Did Billions star Bobby Axelrod top tick hedge fund assets? “Billions” launched Jan 1, 2016

Let’s rewind for a second. The hedge fund industry has grown from a niche sector for the ultra-wealthy to a nearly mainstream financial asset class today. Less than 500 funds with $250 million under management existed in the 1990s. Today, there are roughly 12,000 hedge funds with over $3 trillion in AUM. Three out of four hedge funds (75%) are located in the U.S. God Bless America and all of our risk-taking glory. After the 2008 financial crisis, the world was primed for a “hedged” product and U.S. financial entrepreneurs gave the public everything it could handle. The problem is that if you dine with cannibals, sooner or later, you can be eaten. And right now, we have some financial vegetarians who are dining with cannibals. That’s not a good combination.

Some of the most successful hedge fund managers in history have recently lamented that there are “too many hedge funds” out there. The surge of American intellectual talent that’s piling into hedge funds to chase the same few ideas has resulted in a “lack of alpha” generation. As many of you know, alpha refers to the excess return that a fund generates relative to its benchmark index. Here are the recent hedge fund performance stats:

 

Hedge Funds Alpha

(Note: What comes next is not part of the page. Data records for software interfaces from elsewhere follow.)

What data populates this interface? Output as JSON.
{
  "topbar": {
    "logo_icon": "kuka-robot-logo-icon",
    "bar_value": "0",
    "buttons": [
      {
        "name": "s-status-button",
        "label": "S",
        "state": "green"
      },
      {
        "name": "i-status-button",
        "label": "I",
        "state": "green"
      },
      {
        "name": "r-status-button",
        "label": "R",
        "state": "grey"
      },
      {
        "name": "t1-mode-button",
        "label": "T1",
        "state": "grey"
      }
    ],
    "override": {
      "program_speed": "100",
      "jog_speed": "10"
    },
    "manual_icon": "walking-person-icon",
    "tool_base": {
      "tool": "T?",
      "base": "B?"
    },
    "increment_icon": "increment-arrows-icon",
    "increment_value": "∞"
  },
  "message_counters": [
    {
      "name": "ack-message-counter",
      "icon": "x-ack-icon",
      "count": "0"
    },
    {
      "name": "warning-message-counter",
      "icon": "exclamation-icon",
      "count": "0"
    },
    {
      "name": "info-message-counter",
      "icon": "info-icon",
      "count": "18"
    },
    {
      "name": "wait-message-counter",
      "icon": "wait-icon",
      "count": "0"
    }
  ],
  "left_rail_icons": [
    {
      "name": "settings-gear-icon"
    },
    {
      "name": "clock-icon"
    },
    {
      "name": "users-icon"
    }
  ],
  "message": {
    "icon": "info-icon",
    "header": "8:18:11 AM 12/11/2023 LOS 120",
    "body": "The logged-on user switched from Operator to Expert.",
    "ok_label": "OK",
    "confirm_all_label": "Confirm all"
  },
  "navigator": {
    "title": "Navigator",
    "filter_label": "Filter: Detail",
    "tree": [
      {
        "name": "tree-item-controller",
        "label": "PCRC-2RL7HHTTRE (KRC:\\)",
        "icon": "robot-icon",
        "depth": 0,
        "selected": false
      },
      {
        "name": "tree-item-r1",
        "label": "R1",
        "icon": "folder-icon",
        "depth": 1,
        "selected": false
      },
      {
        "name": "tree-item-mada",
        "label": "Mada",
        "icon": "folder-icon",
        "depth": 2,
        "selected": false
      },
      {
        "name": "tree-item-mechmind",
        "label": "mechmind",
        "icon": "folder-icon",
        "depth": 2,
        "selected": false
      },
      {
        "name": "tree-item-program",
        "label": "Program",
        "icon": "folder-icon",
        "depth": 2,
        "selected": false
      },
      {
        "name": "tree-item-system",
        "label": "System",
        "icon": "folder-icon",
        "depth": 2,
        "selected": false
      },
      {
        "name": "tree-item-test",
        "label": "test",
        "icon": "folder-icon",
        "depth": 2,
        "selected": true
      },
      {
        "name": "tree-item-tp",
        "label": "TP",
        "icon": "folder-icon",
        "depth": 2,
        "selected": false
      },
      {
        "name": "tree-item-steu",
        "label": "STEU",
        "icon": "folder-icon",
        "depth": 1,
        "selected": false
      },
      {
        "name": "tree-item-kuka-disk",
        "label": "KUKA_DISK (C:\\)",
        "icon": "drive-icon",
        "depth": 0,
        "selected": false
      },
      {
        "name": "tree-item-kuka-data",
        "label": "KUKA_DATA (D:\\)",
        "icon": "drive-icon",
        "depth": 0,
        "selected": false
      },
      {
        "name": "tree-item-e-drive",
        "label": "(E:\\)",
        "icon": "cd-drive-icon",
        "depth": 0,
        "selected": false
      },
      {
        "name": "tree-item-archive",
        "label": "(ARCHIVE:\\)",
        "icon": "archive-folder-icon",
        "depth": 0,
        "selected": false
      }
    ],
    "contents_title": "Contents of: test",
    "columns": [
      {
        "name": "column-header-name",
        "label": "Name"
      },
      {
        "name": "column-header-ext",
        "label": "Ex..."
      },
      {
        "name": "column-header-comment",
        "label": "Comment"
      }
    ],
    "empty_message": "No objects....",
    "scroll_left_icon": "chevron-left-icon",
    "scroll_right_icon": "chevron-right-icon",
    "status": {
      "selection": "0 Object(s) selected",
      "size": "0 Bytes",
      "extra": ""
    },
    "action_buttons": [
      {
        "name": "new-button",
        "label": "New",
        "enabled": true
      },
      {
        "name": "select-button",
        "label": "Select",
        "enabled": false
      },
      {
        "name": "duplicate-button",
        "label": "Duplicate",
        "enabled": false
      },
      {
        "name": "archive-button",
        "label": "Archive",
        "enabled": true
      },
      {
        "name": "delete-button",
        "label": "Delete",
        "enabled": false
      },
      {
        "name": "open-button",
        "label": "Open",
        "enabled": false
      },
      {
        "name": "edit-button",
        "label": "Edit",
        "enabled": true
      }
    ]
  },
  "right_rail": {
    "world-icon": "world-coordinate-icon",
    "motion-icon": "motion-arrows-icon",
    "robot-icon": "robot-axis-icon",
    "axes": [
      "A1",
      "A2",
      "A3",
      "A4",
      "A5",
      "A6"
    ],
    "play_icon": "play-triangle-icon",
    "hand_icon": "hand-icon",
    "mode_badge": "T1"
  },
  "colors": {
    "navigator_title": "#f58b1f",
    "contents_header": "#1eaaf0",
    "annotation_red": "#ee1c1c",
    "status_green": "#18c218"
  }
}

1998-2002  +8.0%

2003-2007  -0.7%

2008-2016  -4.5%


Source
: “Incredible Shrinking Alpha,” by Larry Swedroe

 

Hedge Fund managers and traders do not come into the office at 6 am, fire up their Bloomberg terminals and try to underperform with your money. They are trying desperately to make you outsized returns, but there are just too damn many managers chasing the same ideas. California’s, New York’s and Nevada’s state pension funds are just a few of the institutional accounts that have removed hedge funds from their asset allocations.

In the last eight years, New York State’s pension fund paid $3.8 billion in fees to poorly performing hedge funds, according to a report published by the state’s financial regulator. According to the report, hedge funds were the worst performing of the six asset classes making up the state’s pension allocation—kind of ironic considering New York’s proximity to the hedge fund epicenter. It is true that pension funds are traditionally horrific market timers, but this latest trend feels more like a secular move than poor timing by institutional investors.

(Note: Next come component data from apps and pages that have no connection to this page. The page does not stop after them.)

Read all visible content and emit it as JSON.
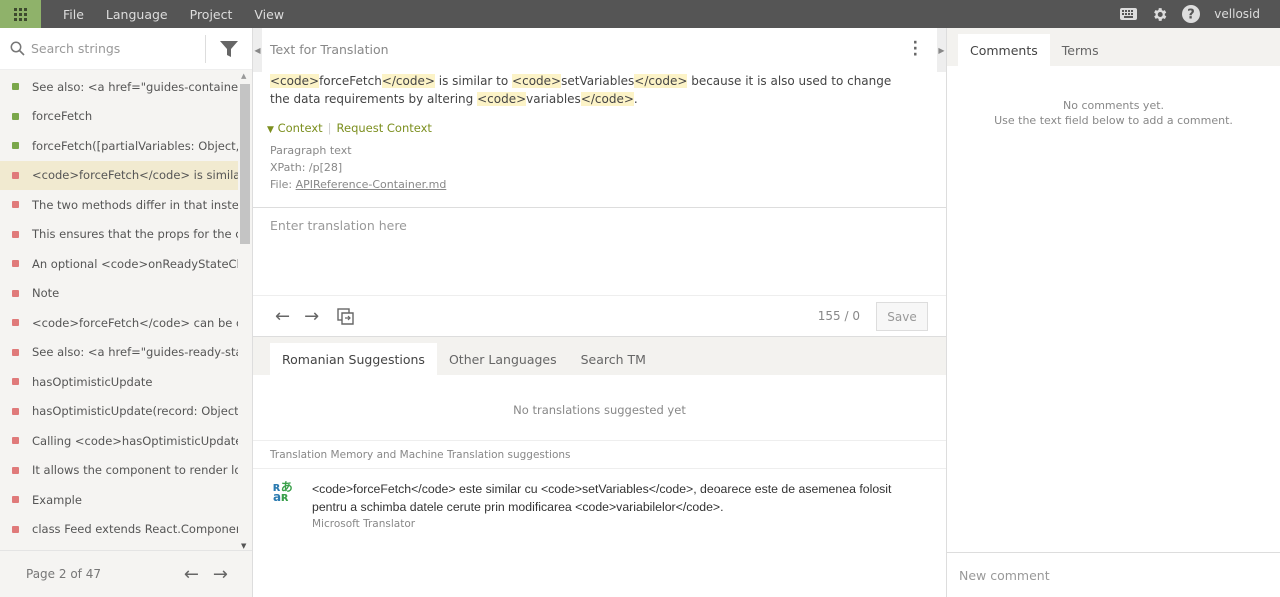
{
  "topbar": {
    "menu": [
      "File",
      "Language",
      "Project",
      "View"
    ],
    "username": "vellosid"
  },
  "colors": {
    "accent": "#8fb26a",
    "translated": "#7aa74a",
    "untranslated": "#e07a7a",
    "highlight": "#fcf3c7",
    "context": "#7c8f1f"
  },
  "sidebar": {
    "search_placeholder": "Search strings",
    "items": [
      {
        "text": "See also: <a href=\"guides-containers...",
        "status": "translated"
      },
      {
        "text": "forceFetch",
        "status": "translated"
      },
      {
        "text": "forceFetch([partialVariables: Object, ...",
        "status": "translated"
      },
      {
        "text": "<code>forceFetch</code> is similar ...",
        "status": "untranslated",
        "selected": true
      },
      {
        "text": "The two methods differ in that inste...",
        "status": "untranslated"
      },
      {
        "text": "This ensures that the props for the c...",
        "status": "untranslated"
      },
      {
        "text": "An optional <code>onReadyStateCh...",
        "status": "untranslated"
      },
      {
        "text": "Note",
        "status": "untranslated"
      },
      {
        "text": "<code>forceFetch</code> can be cal...",
        "status": "untranslated"
      },
      {
        "text": "See also: <a href=\"guides-ready-stat...",
        "status": "untranslated"
      },
      {
        "text": "hasOptimisticUpdate",
        "status": "untranslated"
      },
      {
        "text": "hasOptimisticUpdate(record: Object...",
        "status": "untranslated"
      },
      {
        "text": "Calling <code>hasOptimisticUpdate...",
        "status": "untranslated"
      },
      {
        "text": "It allows the component to render lo...",
        "status": "untranslated"
      },
      {
        "text": "Example",
        "status": "untranslated"
      },
      {
        "text": "class Feed extends React.Componen...",
        "status": "untranslated"
      }
    ],
    "page": "Page 2 of 47"
  },
  "source": {
    "label": "Text for Translation",
    "segments": [
      {
        "t": "<code>",
        "tag": true
      },
      {
        "t": "forceFetch"
      },
      {
        "t": "</code>",
        "tag": true
      },
      {
        "t": " is similar to "
      },
      {
        "t": "<code>",
        "tag": true
      },
      {
        "t": "setVariables"
      },
      {
        "t": "</code>",
        "tag": true
      },
      {
        "t": " because it is also used to change the data requirements by altering "
      },
      {
        "t": "<code>",
        "tag": true
      },
      {
        "t": "variables"
      },
      {
        "t": "</code>",
        "tag": true
      },
      {
        "t": "."
      }
    ],
    "context_label": "Context",
    "request_context": "Request Context",
    "paragraph": "Paragraph text",
    "xpath": "XPath: /p[28]",
    "file_label": "File: ",
    "file": "APIReference-Container.md"
  },
  "editor": {
    "placeholder": "Enter translation here",
    "count": "155 / 0",
    "save": "Save"
  },
  "suggestions": {
    "tabs": [
      "Romanian Suggestions",
      "Other Languages",
      "Search TM"
    ],
    "empty": "No translations suggested yet",
    "tm_header": "Translation Memory and Machine Translation suggestions",
    "mt_text": "<code>forceFetch</code> este similar cu <code>setVariables</code>, deoarece este de asemenea folosit pentru a schimba datele cerute prin modificarea <code>variabilelor</code>.",
    "mt_source": "Microsoft Translator"
  },
  "comments": {
    "tabs": [
      "Comments",
      "Terms"
    ],
    "empty1": "No comments yet.",
    "empty2": "Use the text field below to add a comment.",
    "placeholder": "New comment"
  }
}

Hedge funds were once reserved only for the super-rich. Now, thanks to liquid alternatives, the mass affluent can theoretically gain access to the same “Masters of the Universe” who run hedge funds.  “Liquid alts” is an industry term for hedge funds that are offered through mutual funds or exchange traded funds (ETFs). They allow the average investor to access hedge funds through his or her retirement accounts. It seems Bobby Axelrod also managed to top tick the growth of liquid alternatives.

 

“Billions” Launched January 1, 2016 on the First Downtick for Alternatives Growth in 10 Years

 

Alternative Assets Go “Sideways” into launch of Showtime’s hit show “Billions” after a decade of exponential growth.

 

Conclusion

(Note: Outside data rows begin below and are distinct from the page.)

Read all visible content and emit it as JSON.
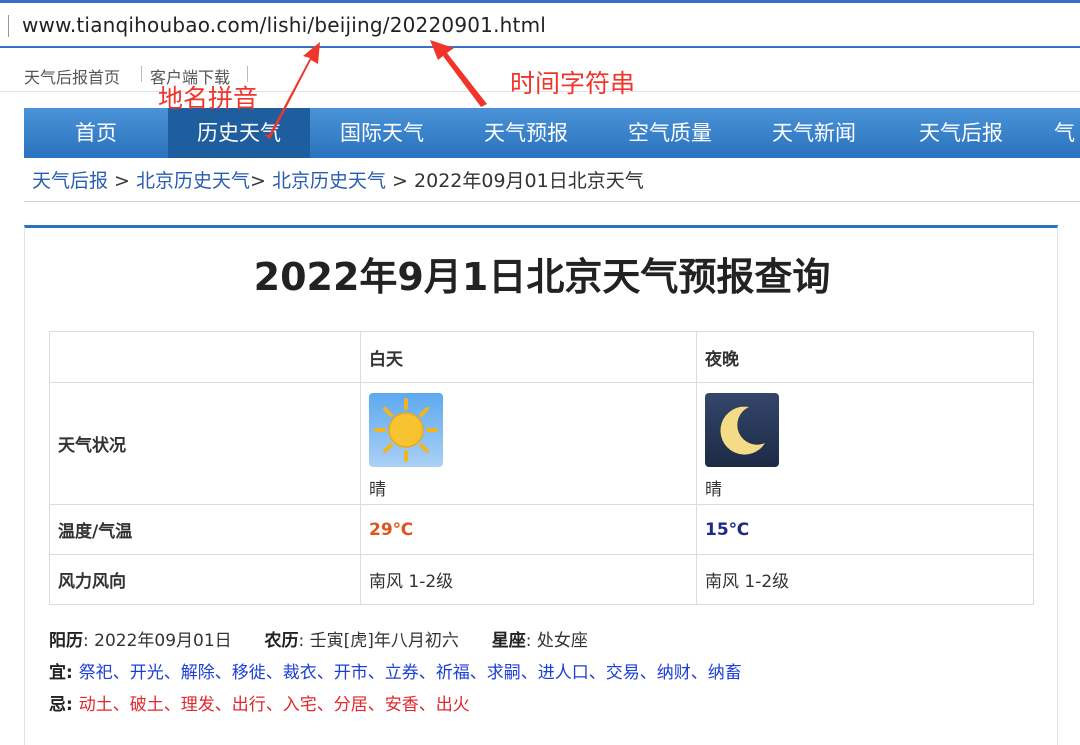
{
  "browser": {
    "url": "www.tianqihoubao.com/lishi/beijing/20220901.html"
  },
  "toplinks": [
    "天气后报首页",
    "客户端下载"
  ],
  "nav": [
    "首页",
    "历史天气",
    "国际天气",
    "天气预报",
    "空气质量",
    "天气新闻",
    "天气后报",
    "气"
  ],
  "breadcrumb": {
    "home": "天气后报",
    "sep1": " > ",
    "l2": "北京历史天气",
    "sep2": "> ",
    "l3": "北京历史天气",
    "current": " > 2022年09月01日北京天气"
  },
  "title": "2022年9月1日北京天气预报查询",
  "table": {
    "col_day": "白天",
    "col_night": "夜晚",
    "row_condition": "天气状况",
    "day_condition": "晴",
    "night_condition": "晴",
    "row_temp": "温度/气温",
    "day_temp": "29℃",
    "night_temp": "15℃",
    "row_wind": "风力风向",
    "day_wind": "南风 1-2级",
    "night_wind": "南风 1-2级"
  },
  "icons": {
    "day": "sun-icon",
    "night": "crescent-moon-icon"
  },
  "info": {
    "solar_label": "阳历",
    "solar_value": ": 2022年09月01日",
    "lunar_label": "农历",
    "lunar_value": ": 壬寅[虎]年八月初六",
    "zodiac_label": "星座",
    "zodiac_value": ": 处女座",
    "yi_label": "宜",
    "yi_value": "祭祀、开光、解除、移徙、裁衣、开市、立券、祈福、求嗣、进人口、交易、纳财、纳畜",
    "ji_label": "忌",
    "ji_value": "动土、破土、理发、出行、入宅、分居、安香、出火"
  },
  "annotations": {
    "pinyin": "地名拼音",
    "timestring": "时间字符串"
  },
  "colors": {
    "nav": "#2a73bd",
    "annotation": "#f1352a",
    "good": "#1c3fd6",
    "bad": "#e0282d",
    "day_temp": "#e0531f",
    "night_temp": "#1b2b86"
  }
}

The free markets have a messy way of delivering progress–it’s called “creative destruction” which leads to lost jobs, ruined companies and vanished industries. This is the paradox of progress, but 100 million people died trying out Communism, the closest competitor to creative destruction. The pain and gain of capitalism are inextricably linked. America has always been built on creative destruction. In 15 years, we have seen the rise and fall of tech bankers, mortgage brokers and natural gas drillers. Some hedge funds will survive and thrive, while others will face the end. But, America will move forward either way.

 

This is the end, my only friend, the end
It hurts to set you free

 

But you’ll never follow me
The end of laughter and soft lies
The end of nights we tried to die
This is the end

Read more: The Doors – The End Lyrics | MetroLyrics